Of course a sat-nav is only as good as its mapping, routing and driving instructions and I’ve no complaint with the C620 here either. Calculation and recalculation is very swift, even with the longest pan-European routes, and the route choices it makes are sound. Even if you don’t like what you’re given, the C620’s peerless map browsing and panning abilities make adding waypoints to routes an absolute breeze. If I have one criticism of the voice instructions it’s that they can get a little insistent and over-repetitive at times, but this is better than having it the other way around and they are at least timely and easy to understand.
Add full European maps and speed cameras, a fantastically bright, readable screen (one that is easy to read even in very bright sunlight), a loud, clear speaker and a design that’s slim and light and, in my humble opinion, you have a viable rival for TomTom’s all-conquering Go series of devices.
But look closer and you’ll find plenty of areas where this Mio can’t rival the Go sat-navs. The latter’s Map Share technology, which allows users to correct map mistakes and download others’ corrections, is more useful than any innovation the C620 can offer. There’s no light sensor or microphone in the C620 either to adjust screen brightness and speaker volume depending on environmental conditions, no FM transmitter, no speech recognition or text-to-speech engine. The Mio still can’t quite match TomTom on PC integration either, and its optional TMC traffic upgrade isn’t as powerful as the equivalent TomTom service over GPRS. But despite all this, I think that TomTom’s Go 720 finally has a worthy rival.
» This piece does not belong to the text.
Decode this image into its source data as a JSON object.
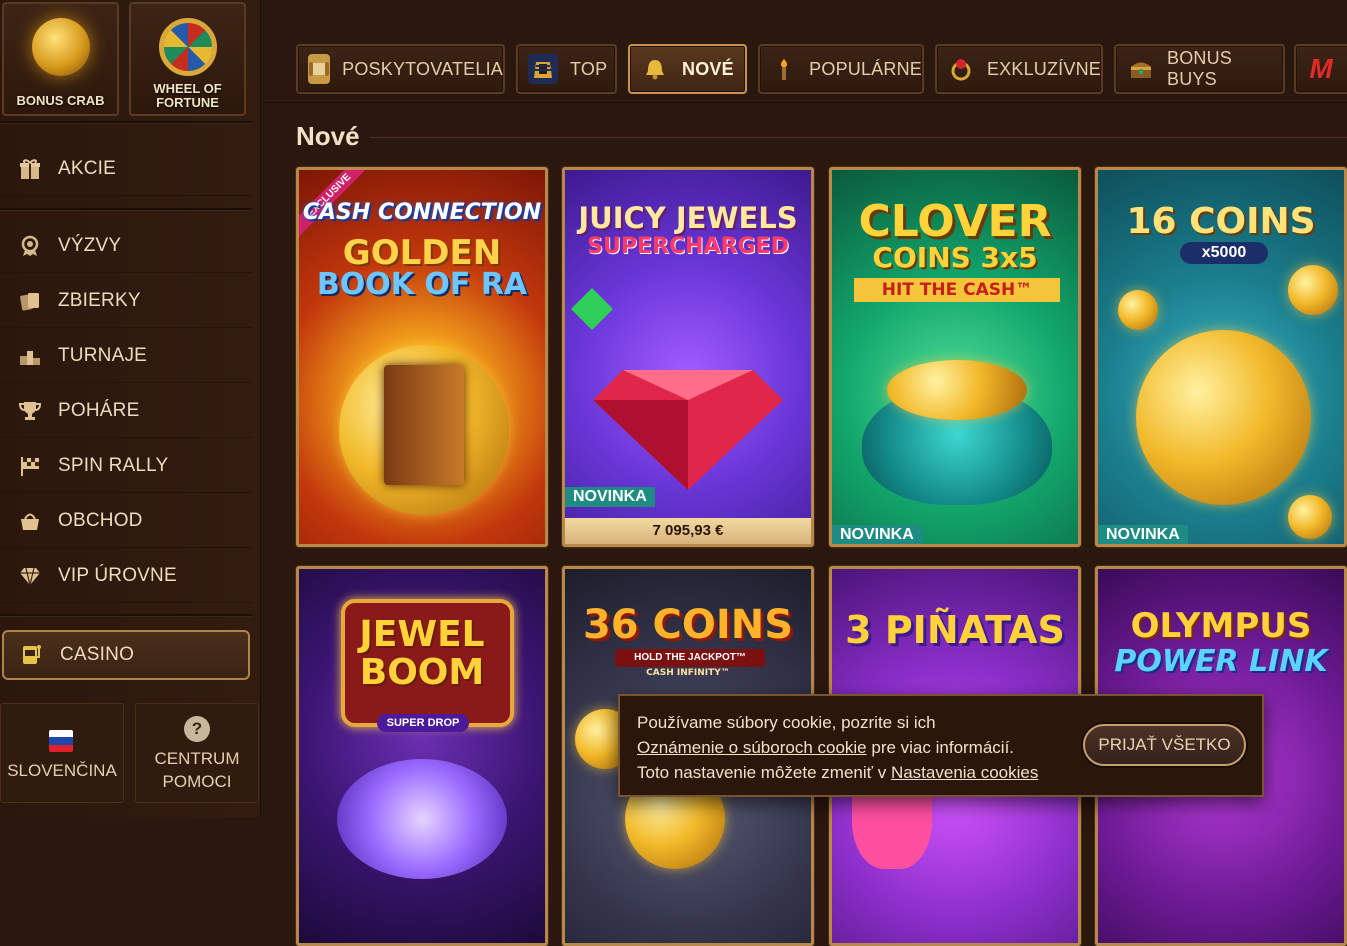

Mio’s C620 is a fine sat-nav and it’s not because of the gimmicky 3D landscape and landmark features, though they are nice to have. It’s because it has finally combined its undeniably good mapping engine with an interface that is now practical, polished and elegant. The Mio C620 might not quite compare with the TomTom Go 720 on truly useful innovations or sheer feature count, but it is clearly the best of the rest, and at £246 including full European maps and speed cameras, works out pretty good value too.
Score in detail